Vanilla is one of the most common and powerful ingredients found in many sweet treats worldwide, however, the story of its production is anything but vanilla! Being the second most expensive spice in the world after saffron; per kilo vanilla has a value greater than that of silver, which isn’t helped by the fact 80% of the world’s vanilla supply is grown by one island nation – Madagascar. During this unit of work, pupils will use a variety of interdisciplinary learning to understand the below topics of interest related to the overall sustainability of this fascinating orchid.
This poster will be presented at the RSE Conference on Interdisciplinary Learning in January.
Featured Image © Yarden Sachs CC-BY-SA-3.0 via Wikimedia Commons
In this unit we will be looking back at the history of Scottish forests, looking first at the ways in which the trees first populated Scotland after the last ice age. From there we will look at events which have impacted upon forest populations before looking at how the forests of today are used now. Pupils will be encouraged to research topics of interest.
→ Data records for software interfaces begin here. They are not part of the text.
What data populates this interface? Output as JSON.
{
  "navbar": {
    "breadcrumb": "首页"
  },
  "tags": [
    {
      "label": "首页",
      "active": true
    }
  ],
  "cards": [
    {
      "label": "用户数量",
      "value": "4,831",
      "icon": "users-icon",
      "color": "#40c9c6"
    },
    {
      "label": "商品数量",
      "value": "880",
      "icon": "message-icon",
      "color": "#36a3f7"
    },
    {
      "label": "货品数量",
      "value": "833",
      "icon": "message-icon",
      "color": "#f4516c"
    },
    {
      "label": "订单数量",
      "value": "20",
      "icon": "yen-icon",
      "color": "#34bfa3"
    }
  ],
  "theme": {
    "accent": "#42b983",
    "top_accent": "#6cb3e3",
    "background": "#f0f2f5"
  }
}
The main focus of this unit will be climate change and how this will effect our forests. This unit will also deal with a theoretical situation in which the ice has melted from the polar ice caps and places such as Greenland.
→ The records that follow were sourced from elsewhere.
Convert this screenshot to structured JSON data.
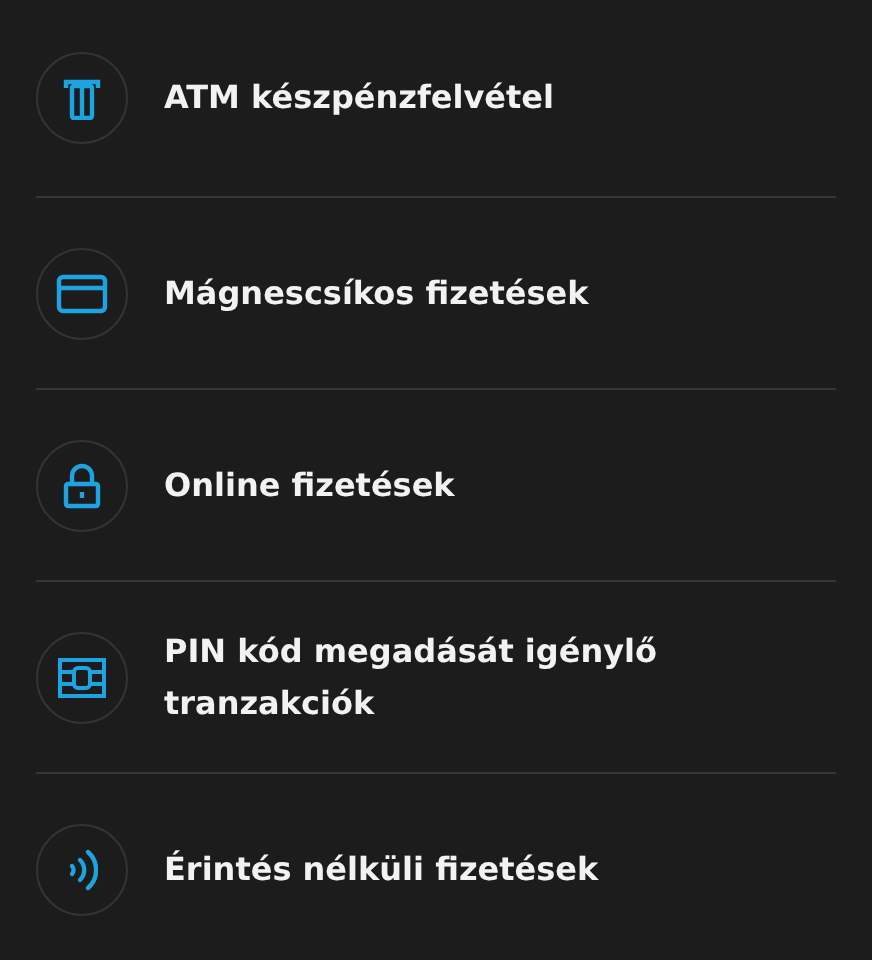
{
  "items": [
    {
      "label": "ATM készpénzfelvétel"
    },
    {
      "label": "Mágnescsíkos fizetések"
    },
    {
      "label": "Online fizetések"
    },
    {
      "label": "PIN kód megadását igénylő tranzakciók"
    },
    {
      "label": "Érintés nélküli fizetések"
    }
  ]
}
Download the poster here (pdf, 806KB).
Throughout Earth’s history its development has been dictated by natural occurrences, even where these events have been destructive. However, particularly since the Industrial Revolution Humanity’s negative impact on the environment such as through the release of greenhouse gases has been steadily increasing. With the worldwide population now having exceeded 7 billion, it is estimated that on average each person worldwide uses the equivalent resources of 3.5 Earths whilst every person in the UK uses the equivalent of 1.5 Earths. With the population worldwide set to increase over the next few decades the current situation is unsustainable and must be addressed. This unit aims to introduce sustainability over the course of a total of 12 lessons and assumes that participants have little knowledge of climate change. The awareness of climate change and its associated issues will be built-up throughout the unit leading to the opportunity for pupils to present their findings, etc. Elements of Science, Technology, Engineering and Mathematics are present to varying degrees throughout the proposed lessons and are designed to be flexible should new content be introduced. The tasks also have a multitude of learning opportunities, including: group work, communication development via presentations & discussions, guided research tasks and practical activities. Transferable skills are also developed with links made to engineering and the chance to plan a conservation project offered. The Curriculum for Excellence encourages outdoor learning, the promotion of sustainability and multidisciplinary learning and this unit aims to meet these criteria.
Download the poster here (pdf, 615KB).